What you are asked to do
Give back all the data below exactly as it is shown.

Records

------------------------------------

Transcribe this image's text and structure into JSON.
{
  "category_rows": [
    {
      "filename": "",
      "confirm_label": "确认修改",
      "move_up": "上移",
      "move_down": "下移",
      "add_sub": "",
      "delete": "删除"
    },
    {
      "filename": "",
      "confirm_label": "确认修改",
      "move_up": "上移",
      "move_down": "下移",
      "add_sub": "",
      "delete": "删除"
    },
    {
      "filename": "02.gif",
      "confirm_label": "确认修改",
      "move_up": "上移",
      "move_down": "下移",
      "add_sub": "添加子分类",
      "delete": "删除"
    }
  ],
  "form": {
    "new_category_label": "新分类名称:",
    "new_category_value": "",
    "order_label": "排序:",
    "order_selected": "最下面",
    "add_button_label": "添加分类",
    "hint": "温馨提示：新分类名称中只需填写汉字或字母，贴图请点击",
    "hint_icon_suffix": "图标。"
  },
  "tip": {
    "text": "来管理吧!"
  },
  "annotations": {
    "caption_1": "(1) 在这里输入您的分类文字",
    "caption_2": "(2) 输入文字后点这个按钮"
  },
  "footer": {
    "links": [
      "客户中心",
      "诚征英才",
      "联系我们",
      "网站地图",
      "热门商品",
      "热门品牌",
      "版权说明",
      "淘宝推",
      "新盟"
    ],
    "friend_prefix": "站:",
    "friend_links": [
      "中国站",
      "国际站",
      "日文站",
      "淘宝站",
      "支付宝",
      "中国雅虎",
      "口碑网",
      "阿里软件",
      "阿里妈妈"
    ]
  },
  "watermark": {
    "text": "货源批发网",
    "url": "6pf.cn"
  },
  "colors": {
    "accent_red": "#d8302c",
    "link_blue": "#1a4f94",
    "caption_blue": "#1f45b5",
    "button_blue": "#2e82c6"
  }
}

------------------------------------

Expected output
Transcribe this image's text and structure into JSON.
{
  "category_rows": [
    {
      "filename": "",
      "confirm_label": "确认修改",
      "move_up": "上移",
      "move_down": "下移",
      "add_sub": "",
      "delete": "删除"
    },
    {
      "filename": "",
      "confirm_label": "确认修改",
      "move_up": "上移",
      "move_down": "下移",
      "add_sub": "",
      "delete": "删除"
    },
    {
      "filename": "02.gif",
      "confirm_label": "确认修改",
      "move_up": "上移",
      "move_down": "下移",
      "add_sub": "添加子分类",
      "delete": "删除"
    }
  ],
  "form": {
    "new_category_label": "新分类名称:",
    "new_category_value": "",
    "order_label": "排序:",
    "order_selected": "最下面",
    "add_button_label": "添加分类",
    "hint": "温馨提示：新分类名称中只需填写汉字或字母，贴图请点击",
    "hint_icon_suffix": "图标。"
  },
  "tip": {
    "text": "来管理吧!"
  },
  "annotations": {
    "caption_1": "(1) 在这里输入您的分类文字",
    "caption_2": "(2) 输入文字后点这个按钮"
  },
  "footer": {
    "links": [
      "客户中心",
      "诚征英才",
      "联系我们",
      "网站地图",
      "热门商品",
      "热门品牌",
      "版权说明",
      "淘宝推",
      "新盟"
    ],
    "friend_prefix": "站:",
    "friend_links": [
      "中国站",
      "国际站",
      "日文站",
      "淘宝站",
      "支付宝",
      "中国雅虎",
      "口碑网",
      "阿里软件",
      "阿里妈妈"
    ]
  },
  "watermark": {
    "text": "货源批发网",
    "url": "6pf.cn"
  },
  "colors": {
    "accent_red": "#d8302c",
    "link_blue": "#1a4f94",
    "caption_blue": "#1f45b5",
    "button_blue": "#2e82c6"
  }
}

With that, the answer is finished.